At 4.55pm on May 9 at Membley Estate in Kiambu County, Charity Kirigo, 47, hugged her only child, Eric Mwaura, 17, who had an appointment with his doctor at Kenol Hospital in Murang'a County.
"Mama, even God knows you only have me ... I will be back tomorrow morning. Everything will be fine and always remember that you are my other god," she recalls her son telling her.
Mwaura was a Form Four student at Kanunga High School in Kiambu County and while playing football, he had fallen on the pitch on May 7, 2022, spraining his left hand. He was rushed to Kenol Hospital where he underwent surgery for an implant to hold the bone together.
The doctor told him that the plate would be removed after a year. They day for the removal had come and he was on his way to the hospital.
Kirigo says: "A certain hollowness engulfed me as he left our living room and a feeling of nausea attacked me to the point where I felt dizzy.
She says she did not understand the source of the feeling.
"At around 5.30pm I called my son and he immediately picked up... I asked him if he had already boarded a vehicle to Kenol town — a distance of about 32km — and he confirmed that he was on his way in a public service vehicle," she says.
She remembers the last words she heard from her son before he died the next morning: "Mum, stop worrying. It hurts to hear you worry. Everything will be fine, it is not my head or my heart they are operating on ... it is just a hand. Trust in God, everything will be fine, see you tomorrow, because my phone is going to die any minute now, the battery is low."
The phone died because later attempts to contact him were unsuccessful. Mwaura died the following day at 9.54am.
"Put yourself in my shoes and imagine that my heart is yours ... You are a woman of 47, your only child is dead and the circumstances are as strange as that death. What would you do?" Kirigo ask Nation.Africa.
The mother's nightmare began at 9am on May 10 as she prepared to collect her son from the hospital.
“The evil had refused to leave me. Before I left, I called my son's phone. It was off. I called his doctor, Mr Amos Wairegi, and after several rings he answered it ... He told me that everything was fine. He asked me where I was and I told him I was leaving the house. He told me to hurry," she recalls.
A few minutes later, as she was driving to the hospital, the doctor called and asked her where she was.
“I replied that I was halfway there. He told me that he had finished operating on my son's hand but there was a problem. It is as if my son had reacted negatively to the medicine and developed breathing difficulties and was on oxygen. I asked what the connection was between a hand and oxygen and I was told to just arrive and it would be explained," she says.
When she arrived, she found about 10 of the hospital employees waiting for her.
“I did not need an explanation, it was written on their faces and I immediately realised that I was the mother of a dead child.
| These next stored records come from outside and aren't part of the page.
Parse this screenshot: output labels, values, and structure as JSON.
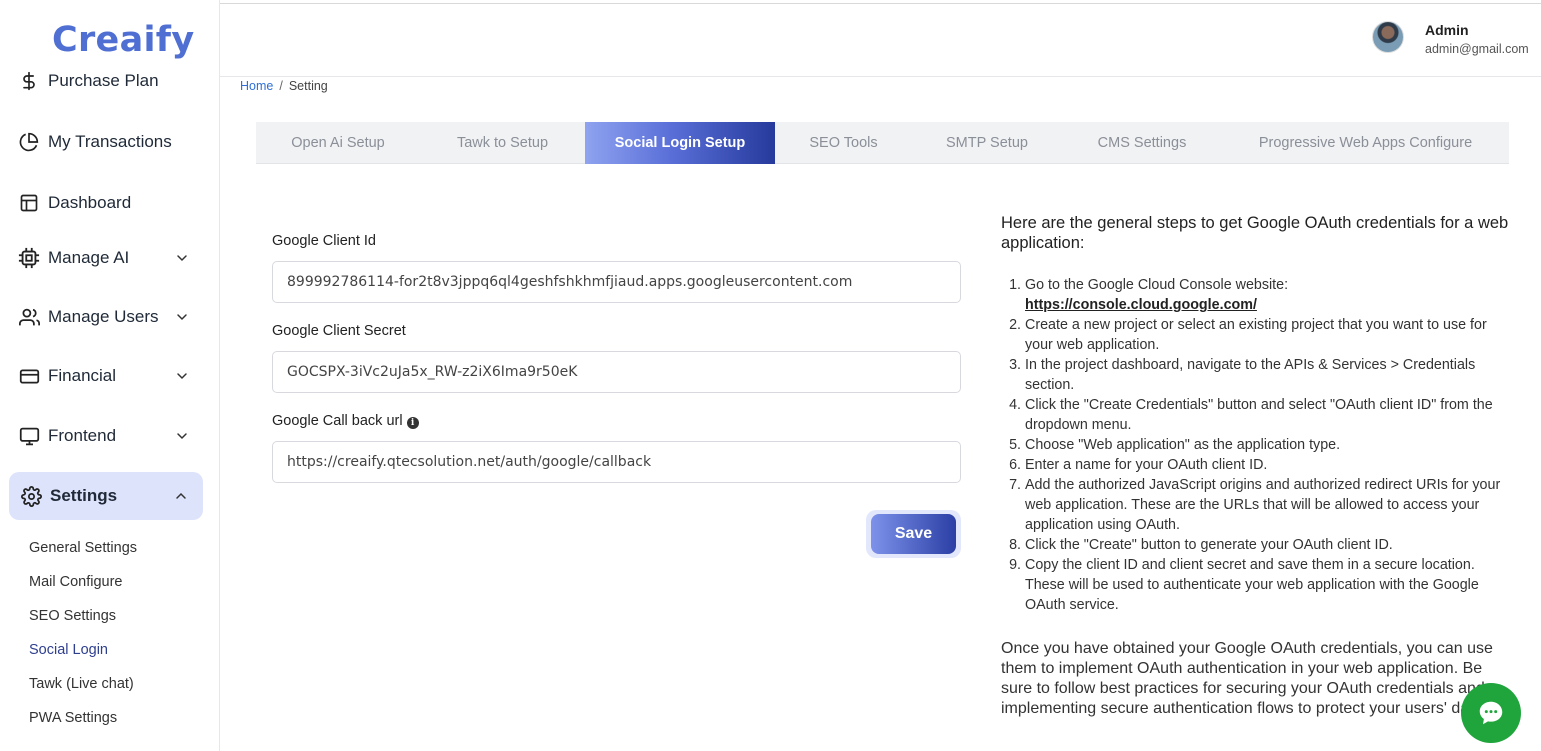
{
  "app": {
    "logo": "Creaify"
  },
  "sidebar": {
    "items": [
      {
        "label": "Purchase Plan",
        "icon": "dollar-icon"
      },
      {
        "label": "My Transactions",
        "icon": "pie-chart-icon"
      },
      {
        "label": "Dashboard",
        "icon": "layout-icon"
      },
      {
        "label": "Manage AI",
        "icon": "cpu-icon"
      },
      {
        "label": "Manage Users",
        "icon": "users-icon"
      },
      {
        "label": "Financial",
        "icon": "credit-card-icon"
      },
      {
        "label": "Frontend",
        "icon": "monitor-icon"
      },
      {
        "label": "Settings",
        "icon": "gear-icon"
      }
    ],
    "settings_sub": [
      "General Settings",
      "Mail Configure",
      "SEO Settings",
      "Social Login",
      "Tawk (Live chat)",
      "PWA Settings"
    ]
  },
  "header": {
    "admin_name": "Admin",
    "admin_email": "admin@gmail.com"
  },
  "breadcrumb": {
    "home": "Home",
    "separator": "/",
    "current": "Setting"
  },
  "tabs": [
    "Open Ai Setup",
    "Tawk to Setup",
    "Social Login Setup",
    "SEO Tools",
    "SMTP Setup",
    "CMS Settings",
    "Progressive Web Apps Configure"
  ],
  "form": {
    "client_id_label": "Google Client Id",
    "client_id_value": "899992786114-for2t8v3jppq6ql4geshfshkhmfjiaud.apps.googleusercontent.com",
    "client_secret_label": "Google Client Secret",
    "client_secret_value": "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",
    "callback_label": "Google Call back url",
    "callback_value": "https://creaify.qtecsolution.net/auth/google/callback",
    "save_label": "Save"
  },
  "help": {
    "heading": "Here are the general steps to get Google OAuth credentials for a web application:",
    "step1_text": "Go to the Google Cloud Console website: ",
    "step1_link": "https://console.cloud.google.com/",
    "steps": [
      "Create a new project or select an existing project that you want to use for your web application.",
      "In the project dashboard, navigate to the APIs & Services > Credentials section.",
      "Click the \"Create Credentials\" button and select \"OAuth client ID\" from the dropdown menu.",
      "Choose \"Web application\" as the application type.",
      "Enter a name for your OAuth client ID.",
      "Add the authorized JavaScript origins and authorized redirect URIs for your web application. These are the URLs that will be allowed to access your application using OAuth.",
      "Click the \"Create\" button to generate your OAuth client ID.",
      "Copy the client ID and client secret and save them in a secure location. These will be used to authenticate your web application with the Google OAuth service."
    ],
    "outro": "Once you have obtained your Google OAuth credentials, you can use them to implement OAuth authentication in your web application. Be sure to follow best practices for securing your OAuth credentials and implementing secure authentication flows to protect your users' data."
  },
  "colors": {
    "accent": "#4f6fd3",
    "active_bg": "#dde3fb",
    "chat": "#1fa53c"
  }
}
The pain ... the shock ... the confusion, and I fainted," she says.
An official incident report from Kenol Hospital, dated May 10, states that "the patient, registered as KHL-30911, underwent the procedure to remove the implant, which had six screws holding it together, under general anaesthesia".
The report adds that the anaesthesia was reversed and the patient was taken to the recovery room, but one hour after the operation he suddenly collapsed and resuscitation efforts were unsuccessful.
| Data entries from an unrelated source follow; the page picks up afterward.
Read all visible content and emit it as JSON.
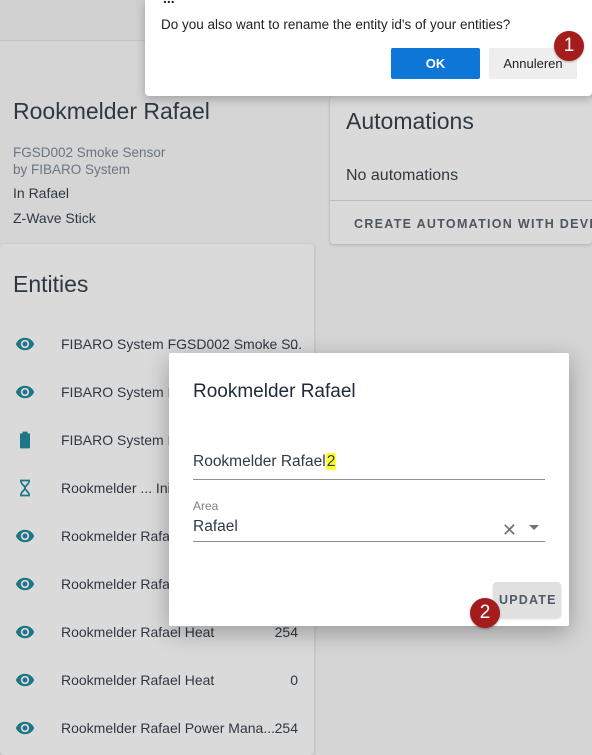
{
  "device": {
    "title": "Rookmelder Rafael",
    "model": "FGSD002 Smoke Sensor",
    "manufacturer": "by FIBARO System",
    "area": "In Rafael",
    "via": "Z-Wave Stick"
  },
  "automations": {
    "title": "Automations",
    "empty_text": "No automations",
    "create_label": "CREATE AUTOMATION WITH DEVICE"
  },
  "entities": {
    "title": "Entities",
    "rows": [
      {
        "icon": "eye-icon",
        "name": "FIBARO System FGSD002 Smoke S...",
        "state": "0"
      },
      {
        "icon": "eye-icon",
        "name": "FIBARO System F",
        "state": ""
      },
      {
        "icon": "battery-icon",
        "name": "FIBARO System F",
        "state": ""
      },
      {
        "icon": "hourglass-icon",
        "name": "Rookmelder ... Init",
        "state": ""
      },
      {
        "icon": "eye-icon",
        "name": "Rookmelder Rafa",
        "state": ""
      },
      {
        "icon": "eye-icon",
        "name": "Rookmelder Rafa",
        "state": ""
      },
      {
        "icon": "eye-icon",
        "name": "Rookmelder Rafael Heat",
        "state": "254"
      },
      {
        "icon": "eye-icon",
        "name": "Rookmelder Rafael Heat",
        "state": "0"
      },
      {
        "icon": "eye-icon",
        "name": "Rookmelder Rafael Power Mana...",
        "state": "254"
      }
    ]
  },
  "confirm_dialog": {
    "title_fragment": "...",
    "text": "Do you also want to rename the entity id's of your entities?",
    "ok_label": "OK",
    "cancel_label": "Annuleren"
  },
  "edit_dialog": {
    "title": "Rookmelder Rafael",
    "name_value_base": "Rookmelder Rafael",
    "name_value_highlight": "2",
    "area_label": "Area",
    "area_value": "Rafael",
    "update_label": "UPDATE"
  },
  "markers": {
    "one": "1",
    "two": "2"
  },
  "colors": {
    "accent_blue": "#0d76d6",
    "icon_teal": "#1f7a8c",
    "marker_red": "#a51c1c"
  }
}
“The patient was pronounced dead at 0954 hours on May 10," the report signed by Dr Wairegi concludes.
Kirigo was resuscitated and she called several family members and friends.
An impromptu meeting resolved that the death immediately be treated as suspect and should be investigated.
The group went to the nearby Kenol police station and recorded a complaint. Police took over the matter and went to remove the body from the hospital to Montezuma Monalisa mortuary.
“More pain awaited me since the hospital refused to release the body unless I paid a bill of Sh80,000 that included Sh19, 000 for the anaesthetist,” she laments.
On May 15, Dr Peter Ndegwa conducted a post-mortem on Mwaura’s body and he formed an opinion that the cause of death was acute respiratory failure.
He explained that anaesthesia made Mwaura to secrete excess fluids that flooded his lungs and made him experience difficulty in breathing. He summed up the crisis as “post anaesthesia complications”.
As the search for justice for Mwaura continues, his mother mourns him as “well cultured aspiring architect who made my life worth living, as I worked hard to secure his present and the future”.
Kirigo has sought the services of a lawyer and says she is drafting an official complaint to the medical board.